TASK DETAILS:
What you return should match every record exactly, with the images removed.

GIVEN ENTRIES:
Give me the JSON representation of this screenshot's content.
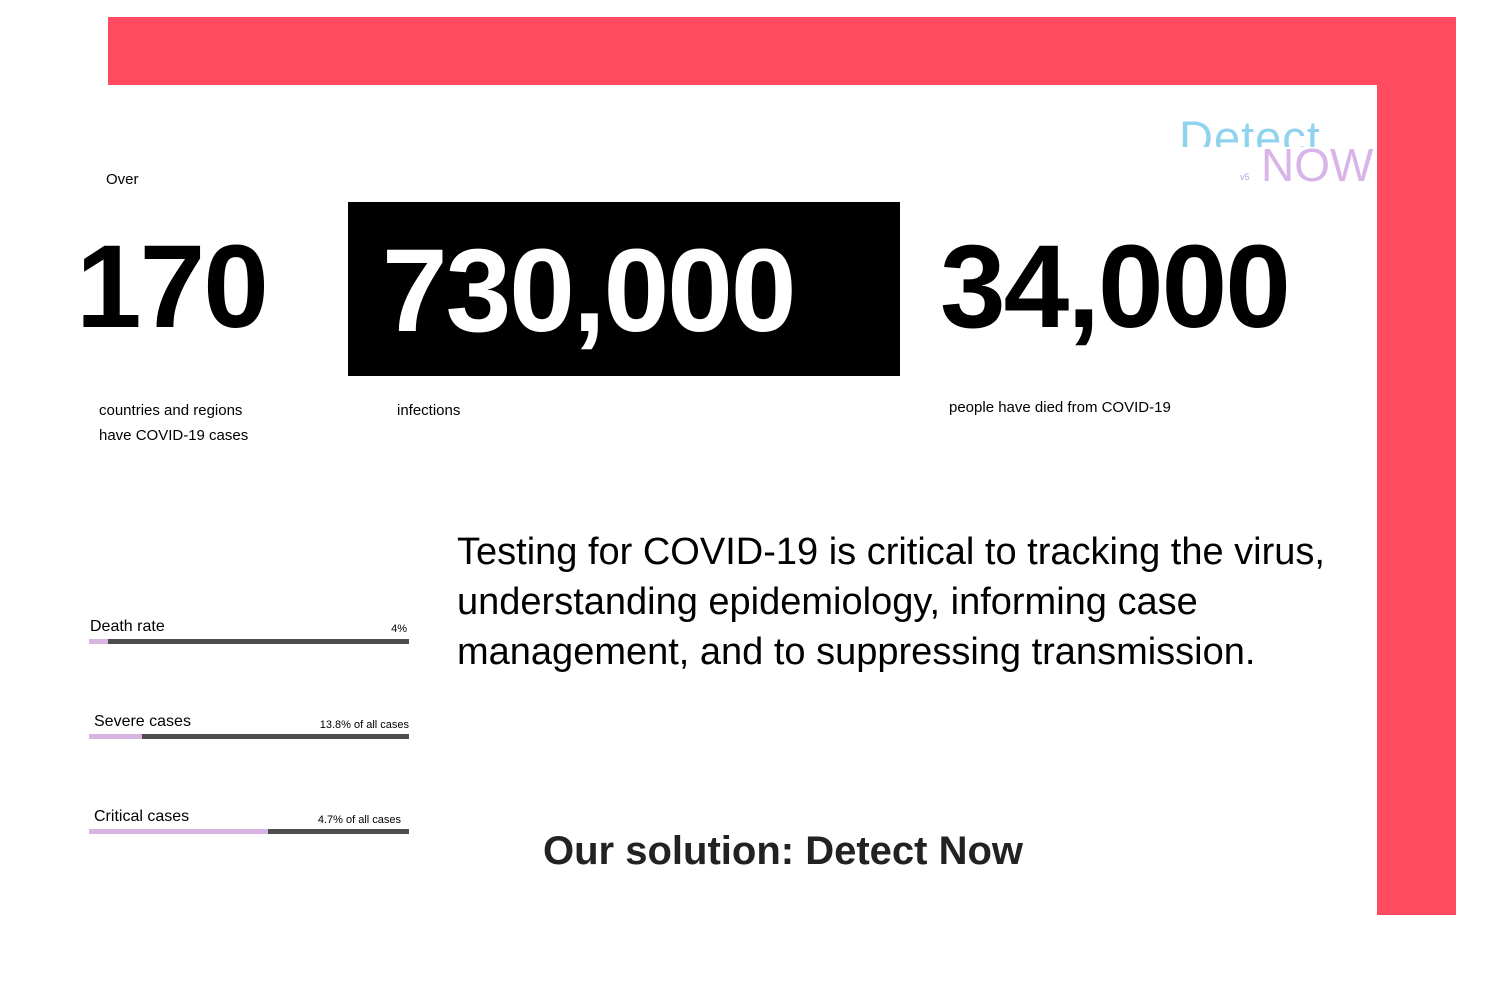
{
  "brand": {
    "accent": "#ff4a60",
    "logo_top": "Detect",
    "logo_bottom": "NOW",
    "logo_mark": "v5"
  },
  "headline_stats": {
    "countries": {
      "prefix": "Over",
      "value": "170",
      "caption": "countries and regions have COVID-19 cases"
    },
    "infections": {
      "value": "730,000",
      "caption": "infections"
    },
    "deaths": {
      "value": "34,000",
      "caption": "people have died from COVID-19"
    }
  },
  "rates": [
    {
      "label": "Death rate",
      "value_text": "4%",
      "fill_fraction": 0.06
    },
    {
      "label": "Severe cases",
      "value_text": "13.8% of all cases",
      "fill_fraction": 0.165
    },
    {
      "label": "Critical cases",
      "value_text": "4.7% of all cases",
      "fill_fraction": 0.56
    }
  ],
  "quote": "Testing for COVID-19 is critical to tracking the virus, understanding epidemiology, informing case management, and to suppressing transmission.",
  "solution": "Our solution: Detect Now"
}
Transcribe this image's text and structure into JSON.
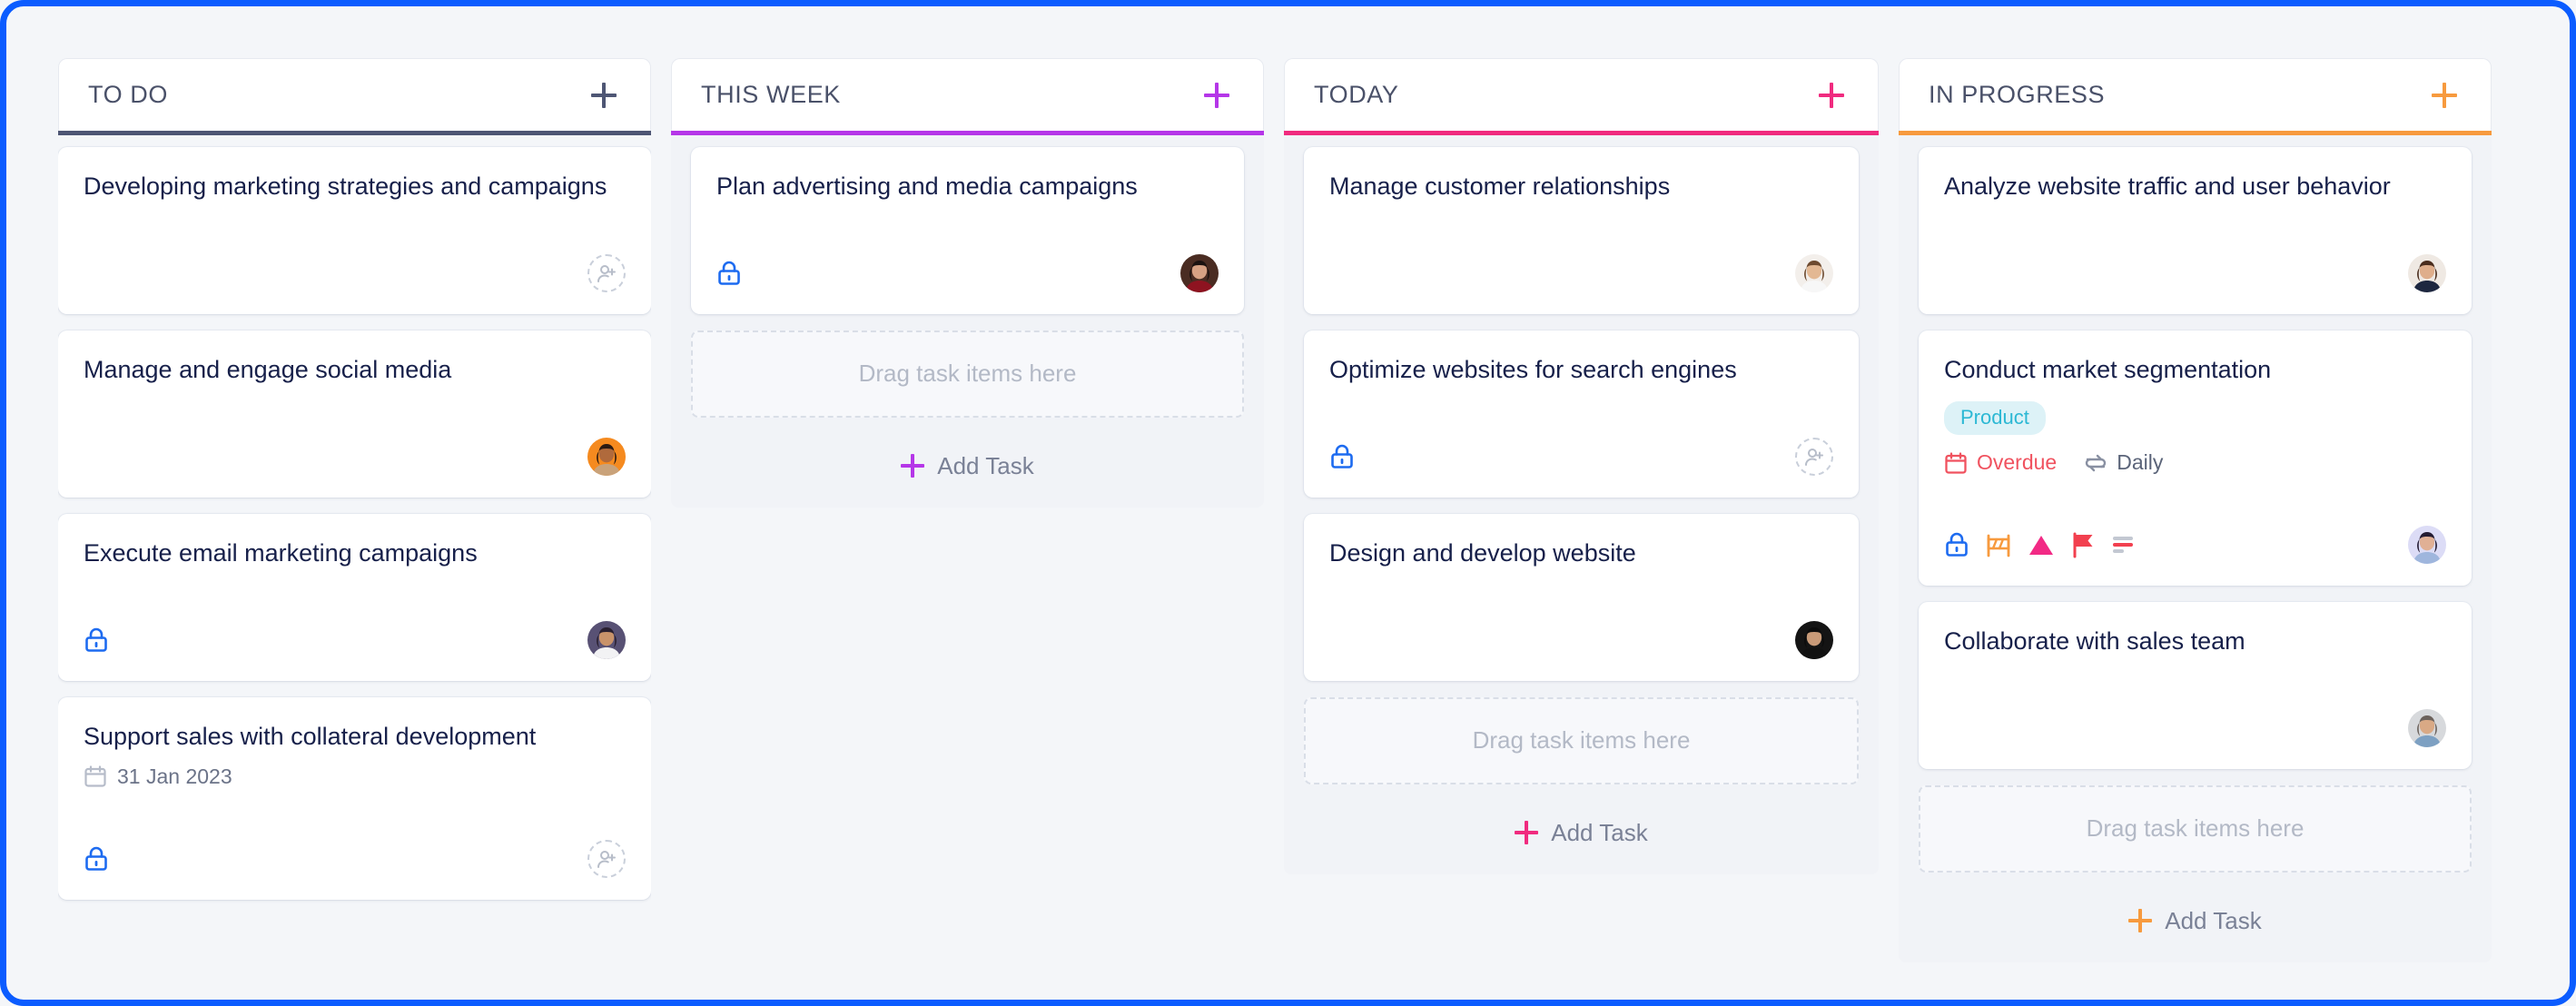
{
  "board": {
    "columns": [
      {
        "id": "todo",
        "title": "TO DO",
        "accent": "#4e5674",
        "add_label": "+",
        "dropzone_text": null,
        "add_task_label": null,
        "cards": [
          {
            "title": "Developing marketing strategies and campaigns",
            "due_date": null,
            "labels": [],
            "status": null,
            "repeat": null,
            "icons": [],
            "assignee": "add-assignee"
          },
          {
            "title": "Manage and engage social media",
            "due_date": null,
            "labels": [],
            "status": null,
            "repeat": null,
            "icons": [],
            "assignee": "avatar-orange-woman"
          },
          {
            "title": "Execute email marketing campaigns",
            "due_date": null,
            "labels": [],
            "status": null,
            "repeat": null,
            "icons": [
              "lock-icon"
            ],
            "assignee": "avatar-purple-man"
          },
          {
            "title": "Support sales with collateral development",
            "due_date": "31 Jan 2023",
            "labels": [],
            "status": null,
            "repeat": null,
            "icons": [
              "lock-icon"
            ],
            "assignee": "add-assignee"
          }
        ]
      },
      {
        "id": "this-week",
        "title": "THIS WEEK",
        "accent": "#b536e8",
        "add_label": "+",
        "dropzone_text": "Drag task items here",
        "add_task_label": "Add Task",
        "cards": [
          {
            "title": "Plan advertising and media campaigns",
            "due_date": null,
            "labels": [],
            "status": null,
            "repeat": null,
            "icons": [
              "lock-icon"
            ],
            "assignee": "avatar-dark-red-woman"
          }
        ]
      },
      {
        "id": "today",
        "title": "TODAY",
        "accent": "#f02b7f",
        "add_label": "+",
        "dropzone_text": "Drag task items here",
        "add_task_label": "Add Task",
        "cards": [
          {
            "title": "Manage customer relationships",
            "due_date": null,
            "labels": [],
            "status": null,
            "repeat": null,
            "icons": [],
            "assignee": "avatar-glasses-man"
          },
          {
            "title": "Optimize websites for search engines",
            "due_date": null,
            "labels": [],
            "status": null,
            "repeat": null,
            "icons": [
              "lock-icon"
            ],
            "assignee": "add-assignee"
          },
          {
            "title": "Design and develop website",
            "due_date": null,
            "labels": [],
            "status": null,
            "repeat": null,
            "icons": [],
            "assignee": "avatar-black-woman"
          }
        ]
      },
      {
        "id": "in-progress",
        "title": "IN PROGRESS",
        "accent": "#f79a3e",
        "add_label": "+",
        "dropzone_text": "Drag task items here",
        "add_task_label": "Add Task",
        "cards": [
          {
            "title": "Analyze website traffic and user behavior",
            "due_date": null,
            "labels": [],
            "status": null,
            "repeat": null,
            "icons": [],
            "assignee": "avatar-brown-hair-woman"
          },
          {
            "title": "Conduct market segmentation",
            "due_date": null,
            "labels": [
              {
                "text": "Product",
                "color": "#2cb8d4",
                "bg": "#ddf2f7"
              }
            ],
            "status": "Overdue",
            "repeat": "Daily",
            "icons": [
              "lock-icon",
              "blocker-icon",
              "priority-triangle-icon",
              "flag-icon",
              "priority-bars-icon"
            ],
            "assignee": "avatar-lavender-woman"
          },
          {
            "title": "Collaborate with sales team",
            "due_date": null,
            "labels": [],
            "status": null,
            "repeat": null,
            "icons": [],
            "assignee": "avatar-gray-man"
          }
        ]
      }
    ]
  },
  "colors": {
    "lock": "#1d6bf0",
    "blocker": "#f79a3e",
    "priority_triangle": "#f22a85",
    "flag": "#f2404f",
    "overdue": "#f0525f",
    "card_title": "#17204a",
    "muted": "#b3b9c6",
    "focus_ring": "#0b5cff"
  }
}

ANSWER FOR THE TASK:
Give me the JSON representation of this screenshot's content.
{
  "brand": {
    "accent": "#ff4a60",
    "logo_top": "Detect",
    "logo_bottom": "NOW",
    "logo_mark": "v5"
  },
  "headline_stats": {
    "countries": {
      "prefix": "Over",
      "value": "170",
      "caption": "countries and regions have COVID-19 cases"
    },
    "infections": {
      "value": "730,000",
      "caption": "infections"
    },
    "deaths": {
      "value": "34,000",
      "caption": "people have died from COVID-19"
    }
  },
  "rates": [
    {
      "label": "Death rate",
      "value_text": "4%",
      "fill_fraction": 0.06
    },
    {
      "label": "Severe cases",
      "value_text": "13.8% of all cases",
      "fill_fraction": 0.165
    },
    {
      "label": "Critical cases",
      "value_text": "4.7% of all cases",
      "fill_fraction": 0.56
    }
  ],
  "quote": "Testing for COVID-19 is critical to tracking the virus, understanding epidemiology, informing case management, and to suppressing transmission.",
  "solution": "Our solution: Detect Now"
}
Transcribe this image's text and structure into JSON.
{
  "board": {
    "columns": [
      {
        "id": "todo",
        "title": "TO DO",
        "accent": "#4e5674",
        "add_label": "+",
        "dropzone_text": null,
        "add_task_label": null,
        "cards": [
          {
            "title": "Developing marketing strategies and campaigns",
            "due_date": null,
            "labels": [],
            "status": null,
            "repeat": null,
            "icons": [],
            "assignee": "add-assignee"
          },
          {
            "title": "Manage and engage social media",
            "due_date": null,
            "labels": [],
            "status": null,
            "repeat": null,
            "icons": [],
            "assignee": "avatar-orange-woman"
          },
          {
            "title": "Execute email marketing campaigns",
            "due_date": null,
            "labels": [],
            "status": null,
            "repeat": null,
            "icons": [
              "lock-icon"
            ],
            "assignee": "avatar-purple-man"
          },
          {
            "title": "Support sales with collateral development",
            "due_date": "31 Jan 2023",
            "labels": [],
            "status": null,
            "repeat": null,
            "icons": [
              "lock-icon"
            ],
            "assignee": "add-assignee"
          }
        ]
      },
      {
        "id": "this-week",
        "title": "THIS WEEK",
        "accent": "#b536e8",
        "add_label": "+",
        "dropzone_text": "Drag task items here",
        "add_task_label": "Add Task",
        "cards": [
          {
            "title": "Plan advertising and media campaigns",
            "due_date": null,
            "labels": [],
            "status": null,
            "repeat": null,
            "icons": [
              "lock-icon"
            ],
            "assignee": "avatar-dark-red-woman"
          }
        ]
      },
      {
        "id": "today",
        "title": "TODAY",
        "accent": "#f02b7f",
        "add_label": "+",
        "dropzone_text": "Drag task items here",
        "add_task_label": "Add Task",
        "cards": [
          {
            "title": "Manage customer relationships",
            "due_date": null,
            "labels": [],
            "status": null,
            "repeat": null,
            "icons": [],
            "assignee": "avatar-glasses-man"
          },
          {
            "title": "Optimize websites for search engines",
            "due_date": null,
            "labels": [],
            "status": null,
            "repeat": null,
            "icons": [
              "lock-icon"
            ],
            "assignee": "add-assignee"
          },
          {
            "title": "Design and develop website",
            "due_date": null,
            "labels": [],
            "status": null,
            "repeat": null,
            "icons": [],
            "assignee": "avatar-black-woman"
          }
        ]
      },
      {
        "id": "in-progress",
        "title": "IN PROGRESS",
        "accent": "#f79a3e",
        "add_label": "+",
        "dropzone_text": "Drag task items here",
        "add_task_label": "Add Task",
        "cards": [
          {
            "title": "Analyze website traffic and user behavior",
            "due_date": null,
            "labels": [],
            "status": null,
            "repeat": null,
            "icons": [],
            "assignee": "avatar-brown-hair-woman"
          },
          {
            "title": "Conduct market segmentation",
            "due_date": null,
            "labels": [
              {
                "text": "Product",
                "color": "#2cb8d4",
                "bg": "#ddf2f7"
              }
            ],
            "status": "Overdue",
            "repeat": "Daily",
            "icons": [
              "lock-icon",
              "blocker-icon",
              "priority-triangle-icon",
              "flag-icon",
              "priority-bars-icon"
            ],
            "assignee": "avatar-lavender-woman"
          },
          {
            "title": "Collaborate with sales team",
            "due_date": null,
            "labels": [],
            "status": null,
            "repeat": null,
            "icons": [],
            "assignee": "avatar-gray-man"
          }
        ]
      }
    ]
  },
  "colors": {
    "lock": "#1d6bf0",
    "blocker": "#f79a3e",
    "priority_triangle": "#f22a85",
    "flag": "#f2404f",
    "overdue": "#f0525f",
    "card_title": "#17204a",
    "muted": "#b3b9c6",
    "focus_ring": "#0b5cff"
  }
}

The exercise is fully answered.